6.  Potty Trained Faster:  “On average cloth diapered children potty train 6 months earlier than children wearing disposable diapers because cloth diapers do not mask the sensation of wetness.”

To start off, Greg and I plan on using the prefold + diaper cover system with our newborn.  And to my delight, the gDiaper covers were on sale today on!  For more information on cloth diapering, here are some diaper facts.



One normal day I got out of the shower, got dressed, and came out of the bathroom to find this package of sorts on my bed.  If anyone knows I love packages, it’s Greg.  But, there was no Greg to be found — just this brown paper bag.

IMGP3136As soon as I saw it, I knew my husband had come home from work.  So I quickly ran to the bag and took out its contents.  IMGP3108What was inside?

Delightful little items from Roots Market, like,

1.  pecan splendor granola — for our “crunchy granola” tendencies.
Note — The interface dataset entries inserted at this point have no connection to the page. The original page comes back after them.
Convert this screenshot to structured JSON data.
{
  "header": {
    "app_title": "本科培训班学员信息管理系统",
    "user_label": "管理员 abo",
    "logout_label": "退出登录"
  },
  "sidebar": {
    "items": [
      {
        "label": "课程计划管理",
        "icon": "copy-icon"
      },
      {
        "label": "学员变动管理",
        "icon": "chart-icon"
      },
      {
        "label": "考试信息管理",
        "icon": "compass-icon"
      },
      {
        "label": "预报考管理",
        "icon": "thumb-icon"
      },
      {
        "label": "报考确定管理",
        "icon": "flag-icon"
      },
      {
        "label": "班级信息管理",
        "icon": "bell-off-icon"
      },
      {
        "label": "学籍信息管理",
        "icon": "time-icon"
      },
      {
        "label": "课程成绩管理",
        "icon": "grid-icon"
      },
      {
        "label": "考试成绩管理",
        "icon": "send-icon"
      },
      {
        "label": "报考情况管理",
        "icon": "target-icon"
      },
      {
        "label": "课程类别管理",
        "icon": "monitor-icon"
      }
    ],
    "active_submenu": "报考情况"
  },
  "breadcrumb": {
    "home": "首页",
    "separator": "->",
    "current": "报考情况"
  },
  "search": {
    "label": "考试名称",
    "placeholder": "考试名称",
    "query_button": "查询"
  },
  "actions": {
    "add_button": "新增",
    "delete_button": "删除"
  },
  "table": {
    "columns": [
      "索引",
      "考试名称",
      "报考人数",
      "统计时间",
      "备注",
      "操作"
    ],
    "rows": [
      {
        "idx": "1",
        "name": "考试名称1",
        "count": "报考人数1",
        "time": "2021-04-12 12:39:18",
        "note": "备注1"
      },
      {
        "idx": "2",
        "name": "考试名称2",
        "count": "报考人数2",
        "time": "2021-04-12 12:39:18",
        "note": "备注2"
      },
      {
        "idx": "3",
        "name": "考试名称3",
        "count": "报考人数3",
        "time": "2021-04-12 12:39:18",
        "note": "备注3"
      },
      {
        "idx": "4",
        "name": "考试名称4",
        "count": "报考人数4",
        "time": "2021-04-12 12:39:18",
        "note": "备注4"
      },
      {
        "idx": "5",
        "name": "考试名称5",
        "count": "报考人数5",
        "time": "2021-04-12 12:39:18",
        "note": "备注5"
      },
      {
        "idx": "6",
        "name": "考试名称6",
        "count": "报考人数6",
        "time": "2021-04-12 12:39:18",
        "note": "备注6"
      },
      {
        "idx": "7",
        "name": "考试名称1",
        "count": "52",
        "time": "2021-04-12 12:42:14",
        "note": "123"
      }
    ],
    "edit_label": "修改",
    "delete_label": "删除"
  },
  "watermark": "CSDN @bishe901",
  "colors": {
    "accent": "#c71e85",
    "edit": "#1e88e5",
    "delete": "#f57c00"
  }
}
2.  rainbow pre-natal vitamins — because we don’t want that “government fortified junk” going to our baby.  Thanks Sue Williams.

3.  nitrate-free hot dogs — because after only one bite, I fell in love with Hebrew National hot dogs over the summer, but could not indulge myself because of those nasty things called “nitrates.”

4.  ginger brew — because Greg and I are always always up for new kinds of ginger ale.  This one did not pass our taste test.  We still have yet to taste one better than “Natural Brew Outrageous Ginger Ale” — yummy.

5.  heart-shaped “Love You” note — because I have a husband that falls under the category, “sweetness.”  The note didn’t come from Roots Market — I know because I found the paper he cut it from hidden in one of my drawers.